  • This is what the Lord Almighty says: "Do not listen to what the prophets are prophesying to you; they fill you with false hopes. They speak visions from their own minds, not from the mouth of the Lord. They keep saying to those who despise me, 'The Lord says: You will have peace.' And to all who follow the stubbornness of their hearts they say, 'No harm will come to you.'” (Jeremiah 23:16-17)
The false prophet could always out-compete the genuine prophet. He was free from theological constraint to market his message solely according to the appetites of his consumers. They wanted to be assured that they would continue to enjoy peace and prosperity despite their lifestyles, and this was the very assurances that the false prophet would serve them. However, he had left the Lord out of his equation:

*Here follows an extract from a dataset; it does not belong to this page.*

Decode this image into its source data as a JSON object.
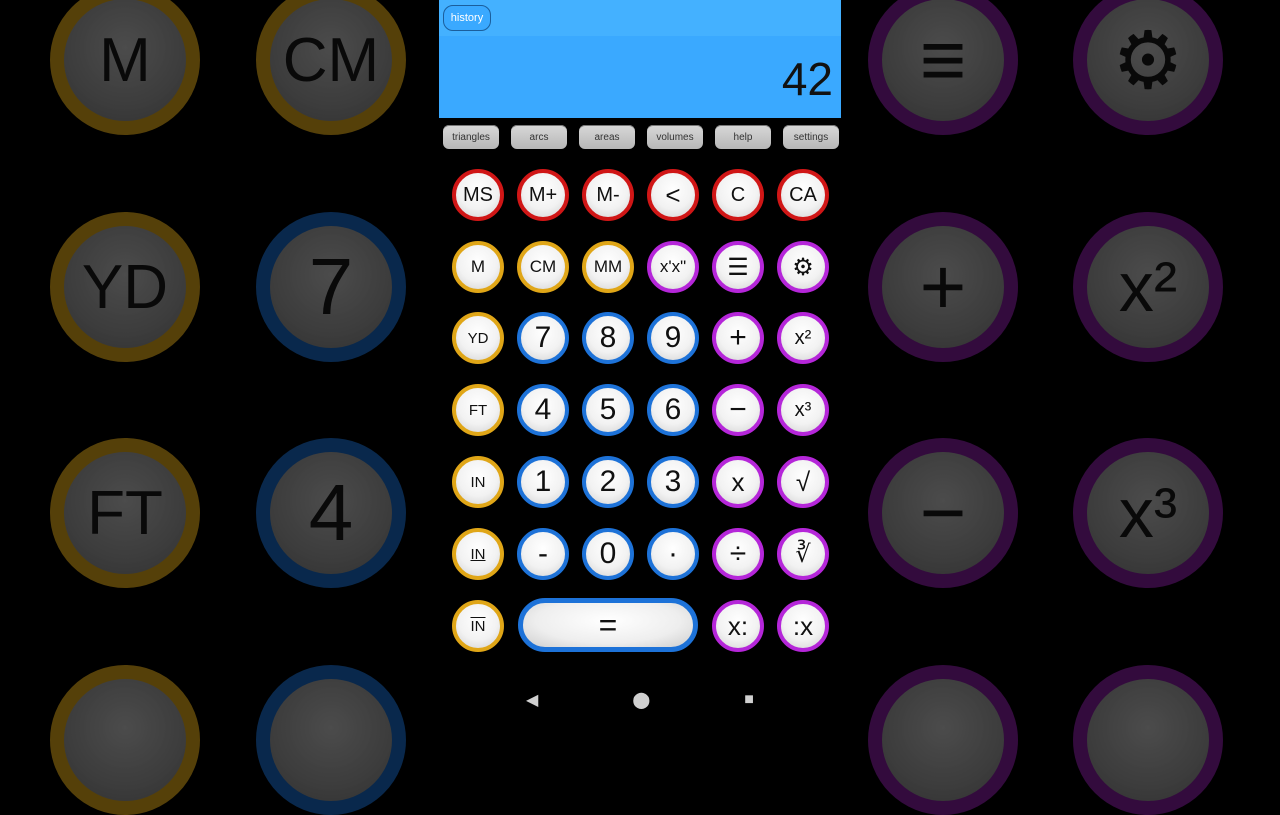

  • But which of them has stood in the council of the Lord to see or to hear his word?      Who has listened and heard his word? See, the storm of the Lord will burst out in wrath…I did not send these prophets, yet they have run with their message; I did not speak to them, yet they have prophesied. But if they had stood in my council, they would have proclaimed my words to my people and would have turned them from their evil ways and from their evil deeds. (Jer. 23:18-22
The false message is temporarily comforting, but it fails to bring the necessary healing. It doesn’t turn people from their evil. In contrast, love is far-sighted. It looks beyond the immediate comforts and desires to the coming tragedy and warns.

The true prophet almost always presented an uncomfortable message – one that wouldn’t feel right. The prophet would put his finger on sin - something which had to be confessed. It was confession and repentance that would bring about their reconciliation with the Source of Life.

Claire conceded that this probably wasn’t the church for me. “You have to find the church that feels right for you.” She said this in such a concerned way, that I didn’t want to dispute her assessment, but I knew that I had to.

“Claire, it’s not so much a matter of what feels right for me, but what is right before our God.” I felt her pain and cringed inside at my own words. I knew how she would receive these words – that I didn’t think that she was primarily concerned about God and truth. I had probably alienated her and failed at being people-centered, that is, Claire-centered. Perhaps, I was beginning to understand the lot of the Hebrew Prophets.



No comments:

Post a Comment